But why is this urge so irresistible? Why do we have to know? What business is it of ours what gender a person is? Humans have such an obsession with categorizing things that the inability to fit someone into a convenient little box can make us uncomfortable. At drag shows, this discomfort is intentionally played upon to announce the overarching, implied message: “It doesn’t matter!”

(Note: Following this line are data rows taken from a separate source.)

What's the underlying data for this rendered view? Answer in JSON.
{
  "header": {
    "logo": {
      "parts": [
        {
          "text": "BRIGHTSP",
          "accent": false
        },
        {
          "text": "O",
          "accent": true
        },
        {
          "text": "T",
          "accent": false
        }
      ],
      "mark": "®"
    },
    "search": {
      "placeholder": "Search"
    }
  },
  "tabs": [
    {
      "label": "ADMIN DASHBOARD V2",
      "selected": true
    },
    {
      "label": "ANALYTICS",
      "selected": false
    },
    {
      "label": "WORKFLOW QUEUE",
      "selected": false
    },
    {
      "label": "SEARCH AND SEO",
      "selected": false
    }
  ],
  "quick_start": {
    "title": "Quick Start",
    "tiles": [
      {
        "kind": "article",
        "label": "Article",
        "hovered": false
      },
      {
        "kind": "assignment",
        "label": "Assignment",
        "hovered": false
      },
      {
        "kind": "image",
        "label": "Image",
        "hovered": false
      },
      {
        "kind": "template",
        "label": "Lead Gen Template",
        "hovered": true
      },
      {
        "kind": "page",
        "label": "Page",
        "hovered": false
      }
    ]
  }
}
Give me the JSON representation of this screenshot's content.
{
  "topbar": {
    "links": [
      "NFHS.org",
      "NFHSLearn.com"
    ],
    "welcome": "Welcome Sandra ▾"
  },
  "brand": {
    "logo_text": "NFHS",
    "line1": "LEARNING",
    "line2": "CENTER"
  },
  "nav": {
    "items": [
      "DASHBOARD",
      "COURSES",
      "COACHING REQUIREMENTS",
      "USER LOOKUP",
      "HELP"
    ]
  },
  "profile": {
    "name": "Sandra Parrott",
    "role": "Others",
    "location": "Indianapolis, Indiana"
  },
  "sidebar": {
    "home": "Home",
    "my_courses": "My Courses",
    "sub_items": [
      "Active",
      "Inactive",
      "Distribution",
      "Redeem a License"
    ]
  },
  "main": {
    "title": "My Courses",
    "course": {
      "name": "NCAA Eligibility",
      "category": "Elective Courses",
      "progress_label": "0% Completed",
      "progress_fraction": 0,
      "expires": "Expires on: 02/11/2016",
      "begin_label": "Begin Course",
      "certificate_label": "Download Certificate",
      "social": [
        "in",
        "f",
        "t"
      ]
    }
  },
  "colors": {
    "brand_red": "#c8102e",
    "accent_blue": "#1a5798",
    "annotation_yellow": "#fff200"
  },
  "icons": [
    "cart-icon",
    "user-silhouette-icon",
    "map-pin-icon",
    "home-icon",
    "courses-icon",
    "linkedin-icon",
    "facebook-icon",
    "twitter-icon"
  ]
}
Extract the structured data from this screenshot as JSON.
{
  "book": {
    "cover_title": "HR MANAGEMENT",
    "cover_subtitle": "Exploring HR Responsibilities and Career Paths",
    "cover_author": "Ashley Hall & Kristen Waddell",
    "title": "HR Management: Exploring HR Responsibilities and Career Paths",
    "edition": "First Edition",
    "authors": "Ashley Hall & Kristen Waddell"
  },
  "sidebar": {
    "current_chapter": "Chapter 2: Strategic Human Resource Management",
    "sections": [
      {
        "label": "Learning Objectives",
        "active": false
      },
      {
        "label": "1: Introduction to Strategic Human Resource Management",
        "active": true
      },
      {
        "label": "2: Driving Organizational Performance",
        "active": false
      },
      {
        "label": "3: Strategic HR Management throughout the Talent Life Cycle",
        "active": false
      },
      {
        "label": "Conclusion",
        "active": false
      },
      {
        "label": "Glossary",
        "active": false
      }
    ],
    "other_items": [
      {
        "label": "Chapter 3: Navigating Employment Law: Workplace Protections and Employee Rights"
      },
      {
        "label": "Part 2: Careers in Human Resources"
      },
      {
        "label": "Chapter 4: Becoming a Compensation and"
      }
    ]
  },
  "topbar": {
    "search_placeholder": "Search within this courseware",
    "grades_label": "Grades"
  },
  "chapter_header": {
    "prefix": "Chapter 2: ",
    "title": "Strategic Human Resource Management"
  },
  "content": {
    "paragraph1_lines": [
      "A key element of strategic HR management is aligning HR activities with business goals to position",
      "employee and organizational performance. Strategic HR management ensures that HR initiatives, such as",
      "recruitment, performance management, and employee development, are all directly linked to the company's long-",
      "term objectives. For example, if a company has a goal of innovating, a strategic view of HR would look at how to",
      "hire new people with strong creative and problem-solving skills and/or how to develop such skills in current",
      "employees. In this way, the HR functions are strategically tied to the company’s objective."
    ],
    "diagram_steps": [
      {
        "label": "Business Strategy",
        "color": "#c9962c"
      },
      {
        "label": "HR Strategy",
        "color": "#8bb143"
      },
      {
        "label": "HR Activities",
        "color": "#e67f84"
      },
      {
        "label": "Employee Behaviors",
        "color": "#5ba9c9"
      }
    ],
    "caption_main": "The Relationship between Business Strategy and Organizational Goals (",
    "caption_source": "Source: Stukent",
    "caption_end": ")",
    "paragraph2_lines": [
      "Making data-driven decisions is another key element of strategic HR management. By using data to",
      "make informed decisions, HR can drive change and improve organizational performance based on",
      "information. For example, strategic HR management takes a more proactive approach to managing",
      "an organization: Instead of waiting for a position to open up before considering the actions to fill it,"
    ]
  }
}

When we make the discovery of someone’s gender of prime importance, we defend normality. We allow our discomfort with “abnormality” to affect our perceptions of a human being. But in and of itself, our own private thoughts of someone’s gender are relatively harmless; what makes us true defenders of normality is when this attitude then creeps into areas that really matter. If we defend the normal in our own minds as we sneak peeks of strangers, how do we then raise our children? How do we shape our own identity? If I experience strong discomfort at people who don’t fit neatly into a box, how urgently do you think I will make sure I myself fit into that box? This attitude can infect every other area of our lives, so that we teach our children they must conform outwardly to their appropriate gender; we start shaking our heads at men with ponytails or women in business suits, and so on. To relax and just be okay with someone who defies conventional gender norms is freedom not only for them, but also for ourselves.
I could write many more pages on other examples of defending normality: tokenizing visible minorities; continually suggesting to single people that they need to “find a good man/woman”, and suggesting to married couples that they need to have children; and so on. There’s nothing wrong with being normal, of course—clearly, many people are that way. But there is also nothing wrong with being abnormal, and even decent folks like us can fall into the trap of conveying to others that there is.
By treating people as less than human (even in subtle ways) when they don’t fit into the category of “normal”, we chip away at their own self-identity until they either conform or withdraw. Such attitudes are not helpful in a society which has such endless and wonderful variety, and such a stark choice—conform or withdraw—is a sure way to constrict the pulse of such a society. It is only by allowing individuals to exist as individuals that we are able to take advantage of the benefits that diversity brings. So stop being a defender of normality. Find ways to embrace those who don’t quite fit into the “socially acceptable” column. They’ll be better off for it, and so will you.